Family’s $500K inheritance seized by U.S. border officials

Family’s $500K inheritance seized by U.S. border officials

An Ottawa man acting as executor of a will says TD Canada Trust gave him “faulty advice” to mail $500,000 in bank drafts to family members in the U.S. — a move that caught the attention of U.S. border officials, who seized the money.

Almost a year later, the money is still stuck at the border. Executor David Saikaley worries the family members may never see their inheritance.

I trusted the bank. I thought they were experts– David Saikaley , executor of will 

“It’s like this money has fallen into a black hole,” said Saikaley.

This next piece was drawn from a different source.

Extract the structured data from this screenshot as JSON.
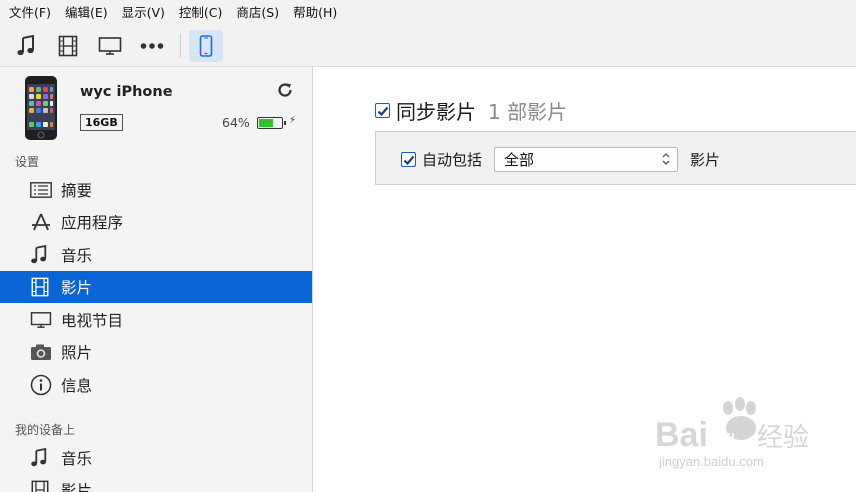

He was in a rush to send the money, because one beneficiary’s health is quickly deteriorating, and he needs to pay a mounting pile of medical bills.

Saikaley says TD won’t cancel the bank drafts, because it treats the documents as cash. Meanwhile, U.S. border officials won’t release the money, deeming it “counterfeit.” You can’t mail more than $10,000 across the border without notifying officials beforehand. Saikaley says his bank never told him that.

“I had faulty advice,” he said. “I trusted the bank. I thought they were experts. I’m just a high school teacher. I don’t know anything about sending money.

“There’s half a million dollars in limbo and a dying beneficiary. If [he] dies without getting his bequest, I think there’s something wrong with that.”

Saikaley has complained to TD’s ombudsman that the bank that gave him the advice in the first place isn’t doing enough to help him out of the mess.

TD Canada Trust declined CBC’s request for an interview. In a statement, the bank said it has been working with Saikaley to resolve the issue, including providing letters that the bank drafts are indeed authentic.

“We understand that this is a very frustrating situation and always strive to do our best to resolve any issue that a customer may experience and provide support and guidance,” wrote Carly Libman, a senior manager of public affairs at TD.

‘They told me bank drafts’

Saikaley thought he was doing a good deed by agreeing to be the executor of a relative’s will.

Helen Cuccaro was his mother’s cousin. For more than a decade, Saikaley and his wife rented half of her duplex in Old Ottawa South and acted as her caregivers in the final years of her life.

The 92-year-old retired public servant died June 2, 2016.

Cuccaro’s will stated she wanted her five remaining family members — mostly nieces and nephews — in Ohio to split her estate.

Saikaley visited this TD Bank branch on Bank Street in Ottawa last August and says an associate told him bank drafts were the safest and fastest way to send inheritance money to the U.S. (Ashley Burke/CBC News)

Saikaley visited Cuccaro’s TD Canada Trust branch at Lansdowne Park in August 2017 for advice about how to send the money abroad.

“I asked the associate at the bank what is the best way to send money to the United States when it’s an inheritance and it’s going to Ohio,” he said.

“What is the safest way to send the money? They told me bank drafts. So I took their word and bought the bank drafts right there on the spot — five $100,000 bank drafts.”